▶ _Goal of the exercise_:
Determine how many lines in the material below contain the string "Building", then state only that count.

▶ _Information supplied_:
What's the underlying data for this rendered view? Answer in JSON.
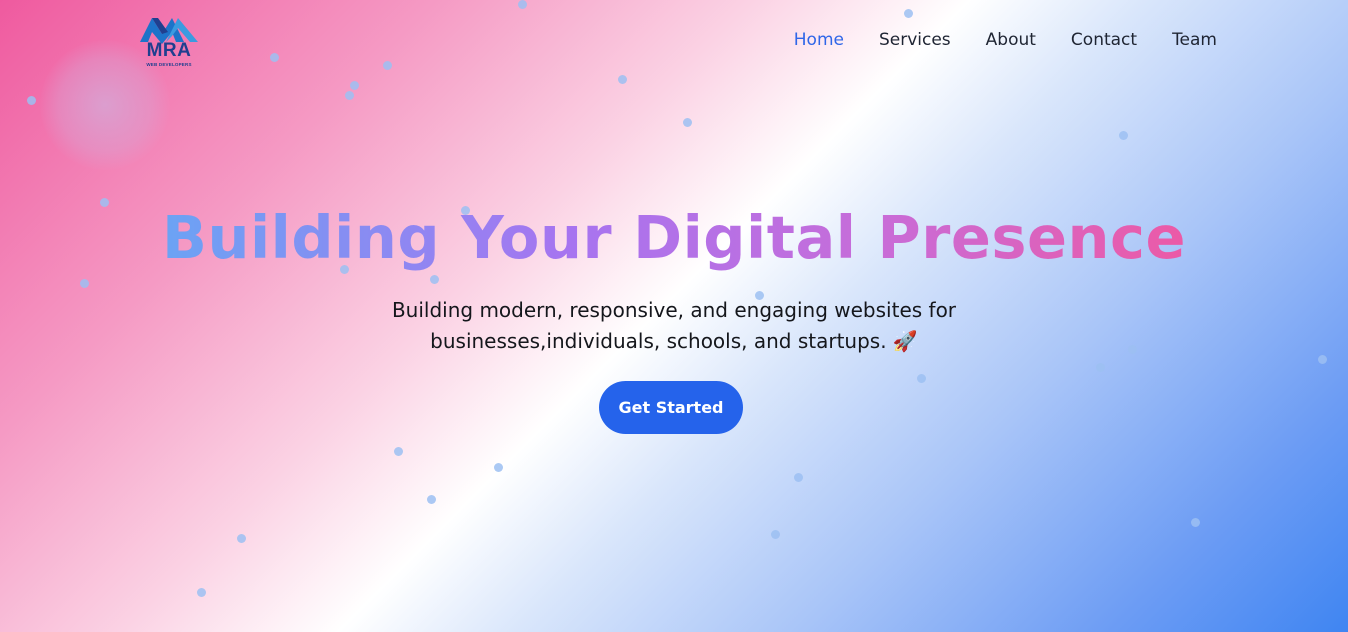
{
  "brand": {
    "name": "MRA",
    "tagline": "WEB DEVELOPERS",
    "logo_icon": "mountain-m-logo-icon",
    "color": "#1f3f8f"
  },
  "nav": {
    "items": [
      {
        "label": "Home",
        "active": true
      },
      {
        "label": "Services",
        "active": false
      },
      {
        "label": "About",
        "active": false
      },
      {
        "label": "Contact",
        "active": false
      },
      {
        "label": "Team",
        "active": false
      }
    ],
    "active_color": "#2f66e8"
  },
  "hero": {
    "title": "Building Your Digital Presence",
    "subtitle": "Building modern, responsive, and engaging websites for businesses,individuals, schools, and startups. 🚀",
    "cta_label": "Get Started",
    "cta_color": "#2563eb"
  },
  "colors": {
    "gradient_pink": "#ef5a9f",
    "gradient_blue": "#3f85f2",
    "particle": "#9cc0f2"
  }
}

▶ _Answer to the problem_:
2